** Assignment **
Every line holding the string "based" should be copied from the listing.

** Exercise inputs **
◇ ◇ ◇ ◇ ◇ ◇ ◇

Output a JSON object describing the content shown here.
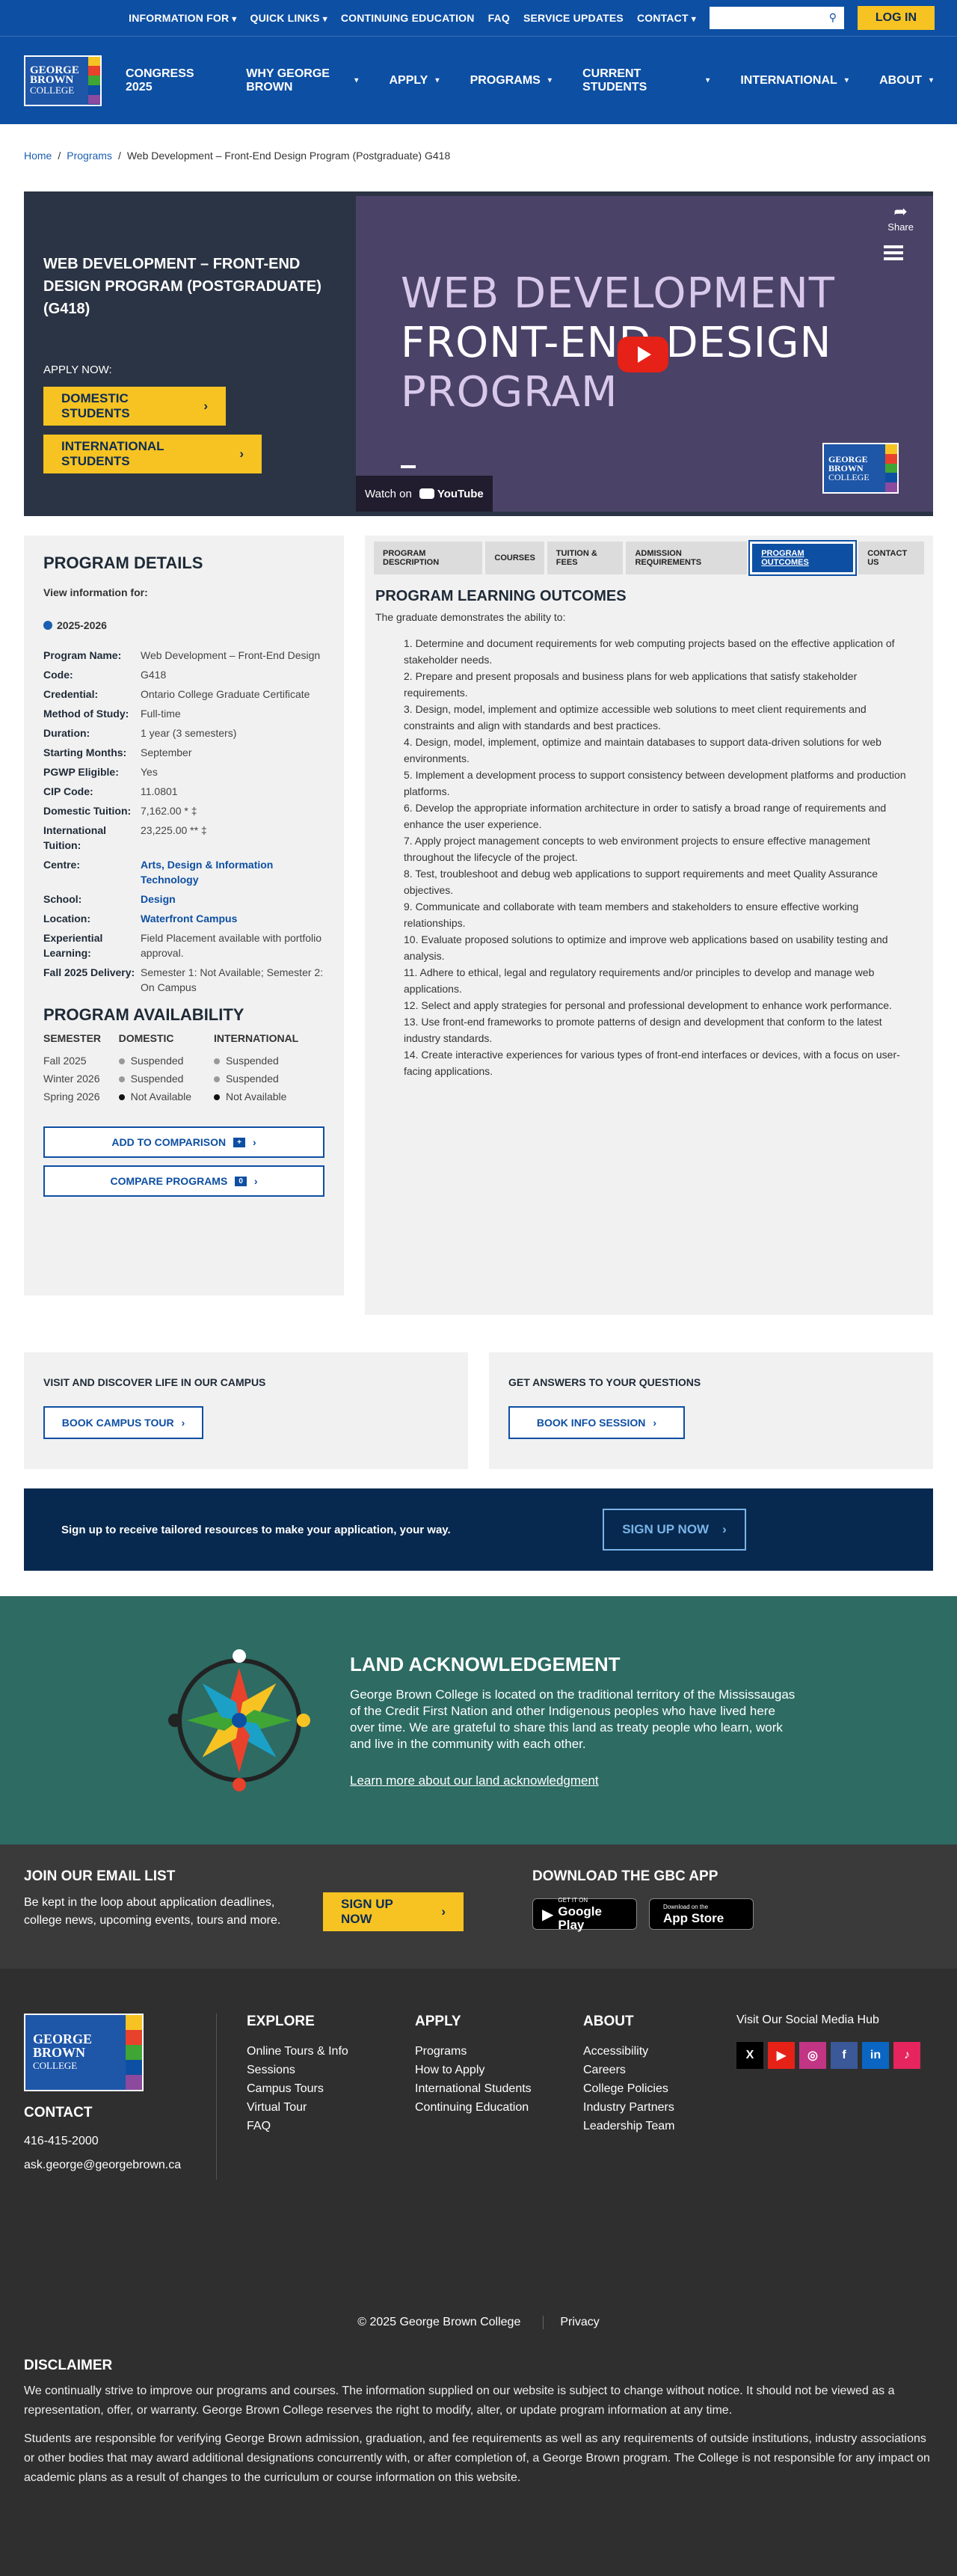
{
  "topbar": {
    "links": [
      "INFORMATION FOR",
      "QUICK LINKS",
      "CONTINUING EDUCATION",
      "FAQ",
      "SERVICE UPDATES",
      "CONTACT"
    ],
    "search_placeholder": "",
    "login": "LOG IN"
  },
  "logo": {
    "line1": "GEORGE",
    "line2": "BROWN",
    "line3": "COLLEGE"
  },
  "logo_colors": [
    "#f6c322",
    "#e8412c",
    "#3fa535",
    "#0d4fa3",
    "#8c4a9e"
  ],
  "nav": [
    "CONGRESS 2025",
    "WHY GEORGE BROWN",
    "APPLY",
    "PROGRAMS",
    "CURRENT STUDENTS",
    "INTERNATIONAL",
    "ABOUT"
  ],
  "breadcrumb": {
    "home": "Home",
    "programs": "Programs",
    "current": "Web Development – Front-End Design Program (Postgraduate) G418"
  },
  "hero": {
    "title": "WEB DEVELOPMENT – FRONT-END DESIGN PROGRAM (POSTGRADUATE) (G418)",
    "apply_now": "APPLY NOW:",
    "domestic": "DOMESTIC STUDENTS",
    "international": "INTERNATIONAL STUDENTS",
    "video_line1": "WEB DEVELOPMENT",
    "video_line2": "FRONT-END DESIGN",
    "video_line3": "PROGRAM",
    "share": "Share",
    "watch_on": "Watch on",
    "youtube": "YouTube"
  },
  "details": {
    "heading": "PROGRAM DETAILS",
    "view_for": "View information for:",
    "year": "2025-2026",
    "rows": [
      {
        "label": "Program Name:",
        "value": "Web Development – Front-End Design"
      },
      {
        "label": "Code:",
        "value": "G418"
      },
      {
        "label": "Credential:",
        "value": "Ontario College Graduate Certificate"
      },
      {
        "label": "Method of Study:",
        "value": "Full-time"
      },
      {
        "label": "Duration:",
        "value": "1 year (3 semesters)"
      },
      {
        "label": "Starting Months:",
        "value": "September"
      },
      {
        "label": "PGWP Eligible:",
        "value": "Yes"
      },
      {
        "label": "CIP Code:",
        "value": "11.0801"
      },
      {
        "label": "Domestic Tuition:",
        "value": "7,162.00 * ‡"
      },
      {
        "label": "International Tuition:",
        "value": "23,225.00 ** ‡"
      },
      {
        "label": "Centre:",
        "value": "Arts, Design & Information Technology"
      },
      {
        "label": "School:",
        "value": "Design"
      },
      {
        "label": "Location:",
        "value": "Waterfront Campus"
      },
      {
        "label": "Experiential Learning:",
        "value": "Field Placement available with portfolio approval."
      },
      {
        "label": "Fall 2025 Delivery:",
        "value": "Semester 1: Not Available; Semester 2: On Campus"
      }
    ]
  },
  "availability": {
    "heading": "PROGRAM AVAILABILITY",
    "cols": [
      "SEMESTER",
      "DOMESTIC",
      "INTERNATIONAL"
    ],
    "rows": [
      {
        "semester": "Fall 2025",
        "domestic": "Suspended",
        "international": "Suspended"
      },
      {
        "semester": "Winter 2026",
        "domestic": "Suspended",
        "international": "Suspended"
      },
      {
        "semester": "Spring 2026",
        "domestic": "Not Available",
        "international": "Not Available"
      }
    ],
    "add_compare": "ADD TO COMPARISON",
    "add_badge": "+",
    "compare": "COMPARE PROGRAMS",
    "compare_count": "0"
  },
  "tabs": [
    "PROGRAM DESCRIPTION",
    "COURSES",
    "TUITION & FEES",
    "ADMISSION REQUIREMENTS",
    "PROGRAM OUTCOMES",
    "CONTACT US"
  ],
  "outcomes": {
    "heading": "PROGRAM LEARNING OUTCOMES",
    "intro": "The graduate demonstrates the ability to:",
    "items": [
      "1. Determine and document requirements for web computing projects based on the effective application of stakeholder needs.",
      "2. Prepare and present proposals and business plans for web applications that satisfy stakeholder requirements.",
      "3. Design, model, implement and optimize accessible web solutions to meet client requirements and constraints and align with standards and best practices.",
      "4. Design, model, implement, optimize and maintain databases to support data-driven solutions for web environments.",
      "5. Implement a development process to support consistency between development platforms and production platforms.",
      "6. Develop the appropriate information architecture in order to satisfy a broad range of requirements and enhance the user experience.",
      "7. Apply project management concepts to web environment projects to ensure effective management throughout the lifecycle of the project.",
      "8. Test, troubleshoot and debug web applications to support requirements and meet Quality Assurance objectives.",
      "9. Communicate and collaborate with team members and stakeholders to ensure effective working relationships.",
      "10. Evaluate proposed solutions to optimize and improve web applications based on usability testing and analysis.",
      "11. Adhere to ethical, legal and regulatory requirements and/or principles to develop and manage web applications.",
      "12. Select and apply strategies for personal and professional development to enhance work performance.",
      "13. Use front-end frameworks to promote patterns of design and development that conform to the latest industry standards.",
      "14. Create interactive experiences for various types of front-end interfaces or devices, with a focus on user-facing applications."
    ]
  },
  "cards": {
    "tour_heading": "VISIT AND DISCOVER LIFE IN OUR CAMPUS",
    "tour_button": "BOOK CAMPUS TOUR",
    "info_heading": "GET ANSWERS TO YOUR QUESTIONS",
    "info_button": "BOOK INFO SESSION"
  },
  "signup": {
    "text": "Sign up to receive tailored resources to make your application, your way.",
    "button": "SIGN UP NOW"
  },
  "land": {
    "heading": "LAND ACKNOWLEDGEMENT",
    "text": "George Brown College is located on the traditional territory of the Mississaugas of the Credit First Nation and other Indigenous peoples who have lived here over time. We are grateful to share this land as treaty people who learn, work and live in the community with each other.",
    "link": "Learn more about our land acknowledgment"
  },
  "email": {
    "heading": "JOIN OUR EMAIL LIST",
    "text": "Be kept in the loop about application deadlines, college news, upcoming events, tours and more.",
    "button": "SIGN UP NOW"
  },
  "app": {
    "heading": "DOWNLOAD THE GBC APP",
    "google_small": "GET IT ON",
    "google": "Google Play",
    "apple_small": "Download on the",
    "apple": "App Store"
  },
  "footer": {
    "contact_heading": "CONTACT",
    "phone": "416-415-2000",
    "email": "ask.george@georgebrown.ca",
    "explore_heading": "EXPLORE",
    "explore": [
      "Online Tours & Info Sessions",
      "Campus Tours",
      "Virtual Tour",
      "FAQ"
    ],
    "apply_heading": "APPLY",
    "apply": [
      "Programs",
      "How to Apply",
      "International Students",
      "Continuing Education"
    ],
    "about_heading": "ABOUT",
    "about": [
      "Accessibility",
      "Careers",
      "College Policies",
      "Industry Partners",
      "Leadership Team"
    ],
    "social_heading": "Visit Our Social Media Hub",
    "social": [
      {
        "label": "X",
        "color": "#000000"
      },
      {
        "label": "▶",
        "color": "#e62117"
      },
      {
        "label": "◎",
        "color": "#c13584"
      },
      {
        "label": "f",
        "color": "#3b5998"
      },
      {
        "label": "in",
        "color": "#0a66c2"
      },
      {
        "label": "♪",
        "color": "#e6245d"
      }
    ],
    "copyright": "© 2025 George Brown College",
    "privacy": "Privacy",
    "disclaimer_heading": "DISCLAIMER",
    "disclaimer1": "We continually strive to improve our programs and courses. The information supplied on our website is subject to change without notice. It should not be viewed as a representation, offer, or warranty. George Brown College reserves the right to modify, alter, or update program information at any time.",
    "disclaimer2": "Students are responsible for verifying George Brown admission, graduation, and fee requirements as well as any requirements of outside institutions, industry associations or other bodies that may award additional designations concurrently with, or after completion of, a George Brown program. The College is not responsible for any impact on academic plans as a result of changes to the curriculum or course information on this website."
  }
}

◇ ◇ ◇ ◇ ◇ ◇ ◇

** Result for this exercise **
      "1. Determine and document requirements for web computing projects based on the effective application of stakeholder needs.",
      "10. Evaluate proposed solutions to optimize and improve web applications based on usability testing and analysis.",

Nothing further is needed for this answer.